When architects and planners work with owners, they usually accept a proposed site and think about how to arrange and orient a building on that site.
They develop ideas about what the building should look like in some detail before engaging builders or construction managers in ideas about how the building will be delivered.
Then, if the project cost cannot be brought in line with the budget, another site or an existing building renovation is considered.
AEC teams tend to think first about what to build, then how to build, and finally where else they should think about building.
Perhaps this is the wrong sequence of decision-making and engages the team members in the wrong order.
What happens if we reversed the sequence? Can a where-how-what sequence—considering multiple sites, new and existing buildings, and logistical delivery issues before thinking about the appearance of the building—deliver a better result?
(In manufacturing, how a product will be made is just as important as what it looks like, therefore delivery issues are considered from early in the design stage.)
The minimum information required for considering alternative locations and options are:
- the owner’s requirements, or the space program
- code and zoning constraints that might differ by location
- construction cost differences and schedule implications by location
To find the best location, we need a data driven decision-making process that updates space program alternatives against multiple locations with multiple code constraints.
Note: This is a process enabled by an interoperable BIM Level 3 system; it is not possible with disparate data across multiple BIM Level 2 point solutions.
A where-how-what approach allows the focus to be on the process of delivering the project, not primarily what it could look like.
With sufficient data to determine if a certain location will permit a facility to be delivered more quickly, or managed more efficiently, an owner can make an informed decision to prioritize project value over the appearance of a building.
Owners rely heavily on the recommendations of their design and construction team, but this advice has traditionally been based on experience rather than objective data.
When building owners collaborate with finance teams, they benefit from data clearly presented in models that can be updated instantly to compare different scenarios.
Design and construction delivery decisions, by contrast, are made mostly on faith that the opinion of the planning team is correct. In this sense, owners have not been able to directly participate in a truly rational and objective decision making process.

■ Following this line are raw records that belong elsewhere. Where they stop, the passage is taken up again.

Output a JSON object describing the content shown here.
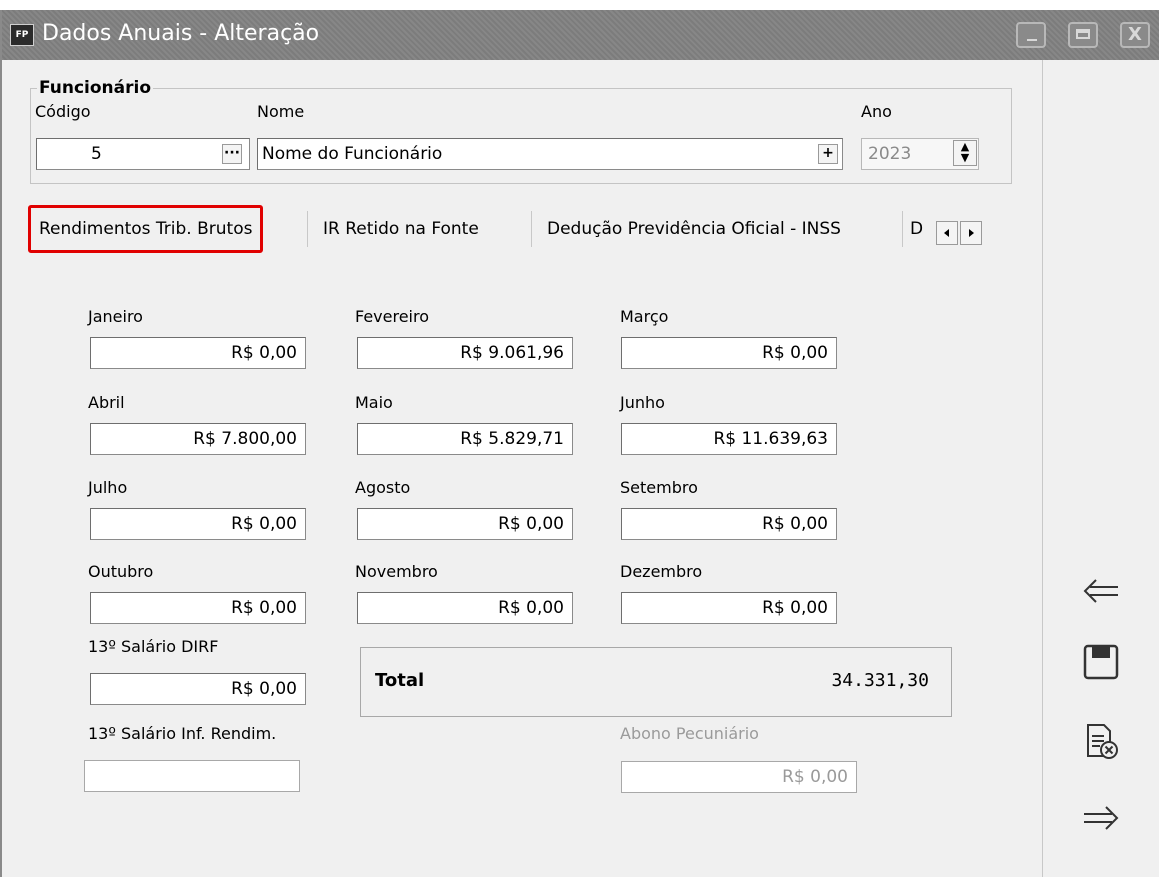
{
  "window": {
    "title": "Dados Anuais - Alteração",
    "icon_text": "FP",
    "close_glyph": "X"
  },
  "funcionario": {
    "legend": "Funcionário",
    "codigo_label": "Código",
    "codigo_value": "5",
    "codigo_btn": "···",
    "nome_label": "Nome",
    "nome_value": "Nome do Funcionário",
    "nome_btn": "+",
    "ano_label": "Ano",
    "ano_value": "2023"
  },
  "tabs": [
    {
      "label": "Rendimentos Trib. Brutos",
      "active": true
    },
    {
      "label": "IR Retido na Fonte"
    },
    {
      "label": "Dedução Previdência Oficial - INSS"
    },
    {
      "label": "D"
    }
  ],
  "months": [
    {
      "label": "Janeiro",
      "value": "R$ 0,00"
    },
    {
      "label": "Fevereiro",
      "value": "R$ 9.061,96"
    },
    {
      "label": "Março",
      "value": "R$ 0,00"
    },
    {
      "label": "Abril",
      "value": "R$ 7.800,00"
    },
    {
      "label": "Maio",
      "value": "R$ 5.829,71"
    },
    {
      "label": "Junho",
      "value": "R$ 11.639,63"
    },
    {
      "label": "Julho",
      "value": "R$ 0,00"
    },
    {
      "label": "Agosto",
      "value": "R$ 0,00"
    },
    {
      "label": "Setembro",
      "value": "R$ 0,00"
    },
    {
      "label": "Outubro",
      "value": "R$ 0,00"
    },
    {
      "label": "Novembro",
      "value": "R$ 0,00"
    },
    {
      "label": "Dezembro",
      "value": "R$ 0,00"
    }
  ],
  "decimo_dirf": {
    "label": "13º Salário DIRF",
    "value": "R$ 0,00"
  },
  "decimo_inf": {
    "label": "13º Salário Inf. Rendim.",
    "value": ""
  },
  "total": {
    "label": "Total",
    "value": "34.331,30"
  },
  "abono": {
    "label": "Abono Pecuniário",
    "value": "R$ 0,00"
  },
  "side_icons": [
    "arrow-left-icon",
    "save-icon",
    "cancel-document-icon",
    "arrow-right-icon"
  ]
}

Construction projects that leverage cloud collaboration, 3D models, and interoperable data can predict implications of choices early in the process, enabling owners to make the right where-how-what decisions to support their long-term objectives.